** DATA SHOWN follows **

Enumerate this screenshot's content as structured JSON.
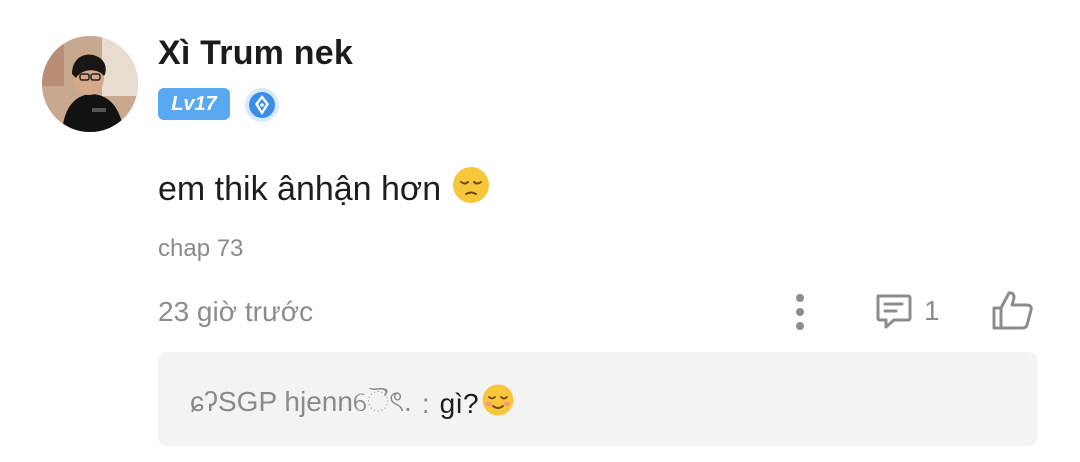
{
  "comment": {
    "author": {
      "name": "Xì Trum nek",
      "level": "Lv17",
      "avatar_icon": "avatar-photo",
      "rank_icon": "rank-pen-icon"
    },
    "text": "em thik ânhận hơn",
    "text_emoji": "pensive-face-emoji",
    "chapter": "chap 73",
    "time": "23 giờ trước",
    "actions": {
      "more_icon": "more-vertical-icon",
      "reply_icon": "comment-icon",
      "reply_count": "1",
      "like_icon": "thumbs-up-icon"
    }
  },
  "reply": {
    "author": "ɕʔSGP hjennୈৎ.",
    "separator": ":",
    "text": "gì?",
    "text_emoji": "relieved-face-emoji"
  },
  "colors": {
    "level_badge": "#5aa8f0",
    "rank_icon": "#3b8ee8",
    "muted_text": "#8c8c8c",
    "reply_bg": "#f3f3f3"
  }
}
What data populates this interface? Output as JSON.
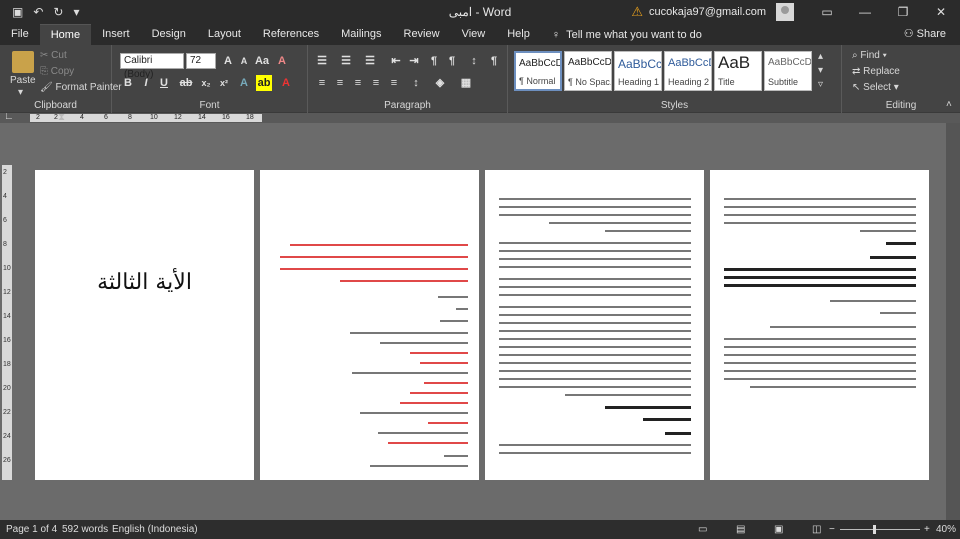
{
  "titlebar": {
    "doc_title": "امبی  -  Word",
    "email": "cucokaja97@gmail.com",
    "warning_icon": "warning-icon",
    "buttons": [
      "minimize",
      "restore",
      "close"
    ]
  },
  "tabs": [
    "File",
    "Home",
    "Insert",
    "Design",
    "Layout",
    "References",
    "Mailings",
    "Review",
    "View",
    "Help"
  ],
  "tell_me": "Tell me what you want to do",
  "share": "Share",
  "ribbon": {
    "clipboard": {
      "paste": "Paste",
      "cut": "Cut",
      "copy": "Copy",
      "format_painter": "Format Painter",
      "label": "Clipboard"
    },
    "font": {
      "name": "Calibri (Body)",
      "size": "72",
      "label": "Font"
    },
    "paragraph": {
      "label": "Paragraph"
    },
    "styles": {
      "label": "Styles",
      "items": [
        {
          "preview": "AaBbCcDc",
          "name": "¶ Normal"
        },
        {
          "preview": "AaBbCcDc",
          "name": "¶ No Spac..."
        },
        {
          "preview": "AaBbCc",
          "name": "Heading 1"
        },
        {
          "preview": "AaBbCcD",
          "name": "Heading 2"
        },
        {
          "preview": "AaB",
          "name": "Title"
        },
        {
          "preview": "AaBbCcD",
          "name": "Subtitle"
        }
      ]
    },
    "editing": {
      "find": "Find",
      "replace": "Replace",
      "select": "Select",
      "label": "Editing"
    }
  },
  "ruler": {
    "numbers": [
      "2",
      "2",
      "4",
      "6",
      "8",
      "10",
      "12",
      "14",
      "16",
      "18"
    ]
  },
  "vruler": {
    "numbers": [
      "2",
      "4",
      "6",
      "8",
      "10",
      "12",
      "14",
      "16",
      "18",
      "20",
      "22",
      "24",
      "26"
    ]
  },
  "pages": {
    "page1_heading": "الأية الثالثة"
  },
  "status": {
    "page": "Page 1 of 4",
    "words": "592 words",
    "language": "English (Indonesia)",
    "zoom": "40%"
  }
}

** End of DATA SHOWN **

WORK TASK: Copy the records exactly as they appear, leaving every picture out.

COMPLETED TASK:
Enumerate this screenshot's content as structured JSON.
{
  "comment": {
    "author": {
      "name": "Xì Trum nek",
      "level": "Lv17",
      "avatar_icon": "avatar-photo",
      "rank_icon": "rank-pen-icon"
    },
    "text": "em thik ânhận hơn",
    "text_emoji": "pensive-face-emoji",
    "chapter": "chap 73",
    "time": "23 giờ trước",
    "actions": {
      "more_icon": "more-vertical-icon",
      "reply_icon": "comment-icon",
      "reply_count": "1",
      "like_icon": "thumbs-up-icon"
    }
  },
  "reply": {
    "author": "ɕʔSGP hjennୈৎ.",
    "separator": ":",
    "text": "gì?",
    "text_emoji": "relieved-face-emoji"
  },
  "colors": {
    "level_badge": "#5aa8f0",
    "rank_icon": "#3b8ee8",
    "muted_text": "#8c8c8c",
    "reply_bg": "#f3f3f3"
  }
}
What data populates this interface? Output as JSON.
{
  "titlebar": {
    "doc_title": "امبی  -  Word",
    "email": "cucokaja97@gmail.com",
    "warning_icon": "warning-icon",
    "buttons": [
      "minimize",
      "restore",
      "close"
    ]
  },
  "tabs": [
    "File",
    "Home",
    "Insert",
    "Design",
    "Layout",
    "References",
    "Mailings",
    "Review",
    "View",
    "Help"
  ],
  "tell_me": "Tell me what you want to do",
  "share": "Share",
  "ribbon": {
    "clipboard": {
      "paste": "Paste",
      "cut": "Cut",
      "copy": "Copy",
      "format_painter": "Format Painter",
      "label": "Clipboard"
    },
    "font": {
      "name": "Calibri (Body)",
      "size": "72",
      "label": "Font"
    },
    "paragraph": {
      "label": "Paragraph"
    },
    "styles": {
      "label": "Styles",
      "items": [
        {
          "preview": "AaBbCcDc",
          "name": "¶ Normal"
        },
        {
          "preview": "AaBbCcDc",
          "name": "¶ No Spac..."
        },
        {
          "preview": "AaBbCc",
          "name": "Heading 1"
        },
        {
          "preview": "AaBbCcD",
          "name": "Heading 2"
        },
        {
          "preview": "AaB",
          "name": "Title"
        },
        {
          "preview": "AaBbCcD",
          "name": "Subtitle"
        }
      ]
    },
    "editing": {
      "find": "Find",
      "replace": "Replace",
      "select": "Select",
      "label": "Editing"
    }
  },
  "ruler": {
    "numbers": [
      "2",
      "2",
      "4",
      "6",
      "8",
      "10",
      "12",
      "14",
      "16",
      "18"
    ]
  },
  "vruler": {
    "numbers": [
      "2",
      "4",
      "6",
      "8",
      "10",
      "12",
      "14",
      "16",
      "18",
      "20",
      "22",
      "24",
      "26"
    ]
  },
  "pages": {
    "page1_heading": "الأية الثالثة"
  },
  "status": {
    "page": "Page 1 of 4",
    "words": "592 words",
    "language": "English (Indonesia)",
    "zoom": "40%"
  }
}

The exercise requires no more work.